Exercise
Would you show every line from the records that holds "Requests"?

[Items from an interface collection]

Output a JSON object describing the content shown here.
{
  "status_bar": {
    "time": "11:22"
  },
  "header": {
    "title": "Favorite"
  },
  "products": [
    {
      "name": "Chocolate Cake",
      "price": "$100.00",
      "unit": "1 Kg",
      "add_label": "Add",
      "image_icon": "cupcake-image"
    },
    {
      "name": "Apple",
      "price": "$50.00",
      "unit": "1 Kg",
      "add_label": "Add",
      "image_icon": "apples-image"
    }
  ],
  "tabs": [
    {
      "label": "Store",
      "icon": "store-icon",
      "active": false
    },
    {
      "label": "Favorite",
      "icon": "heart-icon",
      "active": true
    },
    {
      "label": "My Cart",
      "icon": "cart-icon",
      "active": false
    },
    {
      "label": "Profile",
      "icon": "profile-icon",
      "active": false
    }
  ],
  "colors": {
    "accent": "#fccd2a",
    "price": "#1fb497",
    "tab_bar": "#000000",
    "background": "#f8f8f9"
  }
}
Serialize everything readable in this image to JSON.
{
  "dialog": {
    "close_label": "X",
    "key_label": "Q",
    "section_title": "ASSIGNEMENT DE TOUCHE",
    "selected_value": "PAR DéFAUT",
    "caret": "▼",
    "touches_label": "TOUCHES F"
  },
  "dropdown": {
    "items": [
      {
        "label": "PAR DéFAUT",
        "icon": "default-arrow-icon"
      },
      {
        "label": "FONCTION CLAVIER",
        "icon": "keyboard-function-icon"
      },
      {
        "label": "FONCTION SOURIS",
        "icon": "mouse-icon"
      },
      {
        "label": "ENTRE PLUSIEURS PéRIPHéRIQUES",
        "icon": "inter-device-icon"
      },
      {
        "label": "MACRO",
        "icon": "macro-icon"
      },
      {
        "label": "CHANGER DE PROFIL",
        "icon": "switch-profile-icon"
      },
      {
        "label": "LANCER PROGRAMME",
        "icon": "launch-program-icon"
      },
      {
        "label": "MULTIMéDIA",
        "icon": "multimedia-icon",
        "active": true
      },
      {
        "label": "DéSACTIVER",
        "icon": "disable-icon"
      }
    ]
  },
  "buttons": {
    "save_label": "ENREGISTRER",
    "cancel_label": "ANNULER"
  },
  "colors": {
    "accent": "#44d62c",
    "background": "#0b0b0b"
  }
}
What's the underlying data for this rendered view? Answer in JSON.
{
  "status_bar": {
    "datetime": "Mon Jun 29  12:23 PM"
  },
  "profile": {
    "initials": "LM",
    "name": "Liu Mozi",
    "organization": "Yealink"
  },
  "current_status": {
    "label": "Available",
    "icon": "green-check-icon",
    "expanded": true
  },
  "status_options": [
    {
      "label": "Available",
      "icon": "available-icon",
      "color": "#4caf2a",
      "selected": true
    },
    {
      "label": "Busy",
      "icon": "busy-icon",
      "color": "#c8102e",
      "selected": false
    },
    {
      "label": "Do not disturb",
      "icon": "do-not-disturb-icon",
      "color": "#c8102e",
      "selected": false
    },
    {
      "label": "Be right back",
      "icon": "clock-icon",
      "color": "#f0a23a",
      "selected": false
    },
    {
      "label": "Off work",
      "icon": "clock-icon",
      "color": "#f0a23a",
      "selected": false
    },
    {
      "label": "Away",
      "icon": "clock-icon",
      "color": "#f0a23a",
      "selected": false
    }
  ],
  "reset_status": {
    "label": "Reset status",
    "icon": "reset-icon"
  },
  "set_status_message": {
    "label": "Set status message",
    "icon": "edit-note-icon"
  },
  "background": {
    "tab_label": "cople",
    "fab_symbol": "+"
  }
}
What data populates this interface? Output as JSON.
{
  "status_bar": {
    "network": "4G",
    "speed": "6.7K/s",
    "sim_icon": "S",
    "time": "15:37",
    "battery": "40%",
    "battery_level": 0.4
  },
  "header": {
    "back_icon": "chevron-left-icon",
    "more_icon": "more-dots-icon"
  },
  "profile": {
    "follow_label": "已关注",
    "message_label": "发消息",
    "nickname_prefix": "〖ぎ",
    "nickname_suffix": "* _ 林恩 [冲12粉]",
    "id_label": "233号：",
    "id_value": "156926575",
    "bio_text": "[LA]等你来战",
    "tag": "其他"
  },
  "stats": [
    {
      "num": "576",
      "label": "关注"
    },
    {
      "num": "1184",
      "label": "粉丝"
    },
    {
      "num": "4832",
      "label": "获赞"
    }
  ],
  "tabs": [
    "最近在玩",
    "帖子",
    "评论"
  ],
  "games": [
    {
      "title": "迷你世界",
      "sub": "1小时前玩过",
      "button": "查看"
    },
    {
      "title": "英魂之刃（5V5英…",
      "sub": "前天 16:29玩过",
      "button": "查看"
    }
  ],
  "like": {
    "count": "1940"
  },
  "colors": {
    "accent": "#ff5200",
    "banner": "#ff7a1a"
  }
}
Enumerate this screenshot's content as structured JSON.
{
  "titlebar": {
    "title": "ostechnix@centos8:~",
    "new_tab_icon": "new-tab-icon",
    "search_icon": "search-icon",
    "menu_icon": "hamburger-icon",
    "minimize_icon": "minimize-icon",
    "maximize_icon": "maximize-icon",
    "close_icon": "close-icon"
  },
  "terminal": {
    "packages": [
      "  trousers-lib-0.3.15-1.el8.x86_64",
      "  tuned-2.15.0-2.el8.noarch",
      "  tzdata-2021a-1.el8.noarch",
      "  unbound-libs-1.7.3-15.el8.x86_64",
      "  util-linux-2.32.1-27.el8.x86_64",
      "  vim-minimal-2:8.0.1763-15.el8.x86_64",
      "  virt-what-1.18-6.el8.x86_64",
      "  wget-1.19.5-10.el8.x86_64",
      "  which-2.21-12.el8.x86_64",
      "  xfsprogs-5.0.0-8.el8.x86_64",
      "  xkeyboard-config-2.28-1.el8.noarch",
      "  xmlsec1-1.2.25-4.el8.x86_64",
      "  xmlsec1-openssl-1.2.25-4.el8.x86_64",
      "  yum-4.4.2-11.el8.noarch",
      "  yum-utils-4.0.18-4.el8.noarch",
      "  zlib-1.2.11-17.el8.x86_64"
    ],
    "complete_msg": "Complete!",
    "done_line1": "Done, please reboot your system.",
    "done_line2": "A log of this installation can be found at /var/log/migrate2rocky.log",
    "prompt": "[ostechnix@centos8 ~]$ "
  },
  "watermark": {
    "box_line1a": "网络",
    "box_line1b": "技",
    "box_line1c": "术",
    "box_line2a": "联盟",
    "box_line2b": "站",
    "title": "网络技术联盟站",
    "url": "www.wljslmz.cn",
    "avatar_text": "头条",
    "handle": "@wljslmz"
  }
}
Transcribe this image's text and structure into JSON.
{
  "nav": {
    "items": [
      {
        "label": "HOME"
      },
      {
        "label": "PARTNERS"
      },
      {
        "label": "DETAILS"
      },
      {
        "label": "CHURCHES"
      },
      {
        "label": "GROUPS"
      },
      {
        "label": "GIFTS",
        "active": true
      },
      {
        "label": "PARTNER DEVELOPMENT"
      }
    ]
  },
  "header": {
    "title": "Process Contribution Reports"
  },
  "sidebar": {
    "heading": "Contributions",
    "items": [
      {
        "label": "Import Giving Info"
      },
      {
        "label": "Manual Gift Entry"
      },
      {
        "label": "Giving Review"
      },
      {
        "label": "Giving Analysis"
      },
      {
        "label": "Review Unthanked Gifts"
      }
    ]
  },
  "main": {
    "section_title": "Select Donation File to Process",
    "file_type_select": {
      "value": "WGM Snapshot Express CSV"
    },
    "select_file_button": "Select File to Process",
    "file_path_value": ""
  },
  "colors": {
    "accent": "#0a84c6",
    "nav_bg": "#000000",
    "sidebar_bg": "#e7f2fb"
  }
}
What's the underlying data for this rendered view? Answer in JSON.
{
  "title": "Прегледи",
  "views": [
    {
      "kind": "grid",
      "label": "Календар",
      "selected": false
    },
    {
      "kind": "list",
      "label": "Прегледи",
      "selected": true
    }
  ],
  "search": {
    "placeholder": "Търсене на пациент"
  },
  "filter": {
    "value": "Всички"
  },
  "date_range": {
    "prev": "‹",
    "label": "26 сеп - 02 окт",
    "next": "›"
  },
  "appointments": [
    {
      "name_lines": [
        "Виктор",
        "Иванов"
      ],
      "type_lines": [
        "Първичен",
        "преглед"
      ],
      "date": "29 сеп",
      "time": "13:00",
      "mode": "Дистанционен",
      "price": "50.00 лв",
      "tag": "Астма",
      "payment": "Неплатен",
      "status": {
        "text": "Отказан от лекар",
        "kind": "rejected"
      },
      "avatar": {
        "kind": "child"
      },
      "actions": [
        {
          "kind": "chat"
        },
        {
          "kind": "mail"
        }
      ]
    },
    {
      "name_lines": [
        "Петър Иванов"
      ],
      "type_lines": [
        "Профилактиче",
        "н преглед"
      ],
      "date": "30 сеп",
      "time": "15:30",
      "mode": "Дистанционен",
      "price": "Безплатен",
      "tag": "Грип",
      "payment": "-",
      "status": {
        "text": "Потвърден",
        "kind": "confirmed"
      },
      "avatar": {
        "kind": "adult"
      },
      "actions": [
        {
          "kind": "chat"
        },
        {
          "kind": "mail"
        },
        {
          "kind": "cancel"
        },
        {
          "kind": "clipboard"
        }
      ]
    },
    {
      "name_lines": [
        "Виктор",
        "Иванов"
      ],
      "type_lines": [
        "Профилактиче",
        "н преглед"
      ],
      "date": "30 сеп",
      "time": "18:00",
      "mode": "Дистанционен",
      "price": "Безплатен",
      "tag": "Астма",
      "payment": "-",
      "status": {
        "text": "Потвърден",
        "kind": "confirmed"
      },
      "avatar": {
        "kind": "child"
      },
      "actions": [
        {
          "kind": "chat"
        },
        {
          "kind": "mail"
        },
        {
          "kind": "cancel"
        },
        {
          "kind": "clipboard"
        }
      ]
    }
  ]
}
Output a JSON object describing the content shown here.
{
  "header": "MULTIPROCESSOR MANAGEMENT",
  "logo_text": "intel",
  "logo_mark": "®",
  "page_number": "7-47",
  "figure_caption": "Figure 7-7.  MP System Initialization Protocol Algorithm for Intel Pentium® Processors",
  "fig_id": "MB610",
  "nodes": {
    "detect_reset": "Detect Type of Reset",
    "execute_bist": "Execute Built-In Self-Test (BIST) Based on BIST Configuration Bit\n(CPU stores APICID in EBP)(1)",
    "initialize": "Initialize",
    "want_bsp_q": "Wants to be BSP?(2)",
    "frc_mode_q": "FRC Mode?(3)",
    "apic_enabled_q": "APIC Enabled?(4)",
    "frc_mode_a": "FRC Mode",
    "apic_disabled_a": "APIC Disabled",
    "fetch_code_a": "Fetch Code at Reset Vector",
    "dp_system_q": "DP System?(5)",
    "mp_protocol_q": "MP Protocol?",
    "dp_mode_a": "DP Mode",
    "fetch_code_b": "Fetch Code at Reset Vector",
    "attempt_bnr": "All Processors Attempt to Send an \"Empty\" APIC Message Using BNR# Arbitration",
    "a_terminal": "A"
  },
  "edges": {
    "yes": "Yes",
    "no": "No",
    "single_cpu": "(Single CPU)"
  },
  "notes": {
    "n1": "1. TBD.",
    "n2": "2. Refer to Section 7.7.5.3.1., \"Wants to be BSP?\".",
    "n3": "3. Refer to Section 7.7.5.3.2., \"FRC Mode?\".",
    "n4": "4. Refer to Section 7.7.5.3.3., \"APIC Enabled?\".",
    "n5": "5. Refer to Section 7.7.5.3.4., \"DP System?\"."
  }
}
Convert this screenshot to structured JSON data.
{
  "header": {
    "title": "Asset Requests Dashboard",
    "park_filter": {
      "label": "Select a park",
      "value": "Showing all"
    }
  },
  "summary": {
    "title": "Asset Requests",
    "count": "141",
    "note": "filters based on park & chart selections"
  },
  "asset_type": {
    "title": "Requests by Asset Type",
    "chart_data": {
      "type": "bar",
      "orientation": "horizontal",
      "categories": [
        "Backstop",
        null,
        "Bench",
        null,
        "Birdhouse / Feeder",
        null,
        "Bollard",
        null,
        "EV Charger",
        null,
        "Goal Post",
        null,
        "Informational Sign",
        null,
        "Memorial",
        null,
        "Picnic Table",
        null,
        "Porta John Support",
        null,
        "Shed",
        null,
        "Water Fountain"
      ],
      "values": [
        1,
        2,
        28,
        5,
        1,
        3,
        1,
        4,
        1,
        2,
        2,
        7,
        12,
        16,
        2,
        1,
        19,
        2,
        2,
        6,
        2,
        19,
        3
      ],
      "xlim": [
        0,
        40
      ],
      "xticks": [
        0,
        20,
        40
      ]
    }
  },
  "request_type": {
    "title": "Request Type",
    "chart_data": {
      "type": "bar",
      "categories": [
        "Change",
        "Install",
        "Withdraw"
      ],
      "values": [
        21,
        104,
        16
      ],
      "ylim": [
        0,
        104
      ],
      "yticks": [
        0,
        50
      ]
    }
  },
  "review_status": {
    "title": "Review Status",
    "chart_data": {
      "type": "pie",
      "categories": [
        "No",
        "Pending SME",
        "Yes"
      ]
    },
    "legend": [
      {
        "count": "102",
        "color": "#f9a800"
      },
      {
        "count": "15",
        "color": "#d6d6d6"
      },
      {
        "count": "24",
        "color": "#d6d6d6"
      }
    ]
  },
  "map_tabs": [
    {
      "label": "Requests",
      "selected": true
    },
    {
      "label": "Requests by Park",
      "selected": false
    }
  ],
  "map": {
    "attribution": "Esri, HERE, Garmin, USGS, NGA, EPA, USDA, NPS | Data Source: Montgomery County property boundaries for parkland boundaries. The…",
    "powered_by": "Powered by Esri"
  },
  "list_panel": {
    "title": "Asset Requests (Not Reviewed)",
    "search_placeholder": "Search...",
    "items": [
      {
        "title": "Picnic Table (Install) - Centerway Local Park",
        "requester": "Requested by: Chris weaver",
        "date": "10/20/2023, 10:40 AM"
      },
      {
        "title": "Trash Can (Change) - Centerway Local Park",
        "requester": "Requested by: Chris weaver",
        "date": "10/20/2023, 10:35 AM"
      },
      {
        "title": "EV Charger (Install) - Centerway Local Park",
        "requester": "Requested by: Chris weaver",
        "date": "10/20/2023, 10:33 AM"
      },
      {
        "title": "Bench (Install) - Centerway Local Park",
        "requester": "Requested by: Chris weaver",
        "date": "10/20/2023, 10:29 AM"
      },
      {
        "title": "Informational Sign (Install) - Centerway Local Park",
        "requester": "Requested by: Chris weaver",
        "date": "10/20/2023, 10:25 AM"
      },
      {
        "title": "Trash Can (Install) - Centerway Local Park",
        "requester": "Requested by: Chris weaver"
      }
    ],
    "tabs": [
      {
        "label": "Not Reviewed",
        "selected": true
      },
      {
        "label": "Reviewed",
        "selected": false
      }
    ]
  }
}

Reply to the exercise
    "title": "Asset Requests Dashboard",
    "title": "Asset Requests",
    "title": "Requests by Asset Type",
      "label": "Requests",
      "label": "Requests by Park",
    "title": "Asset Requests (Not Reviewed)",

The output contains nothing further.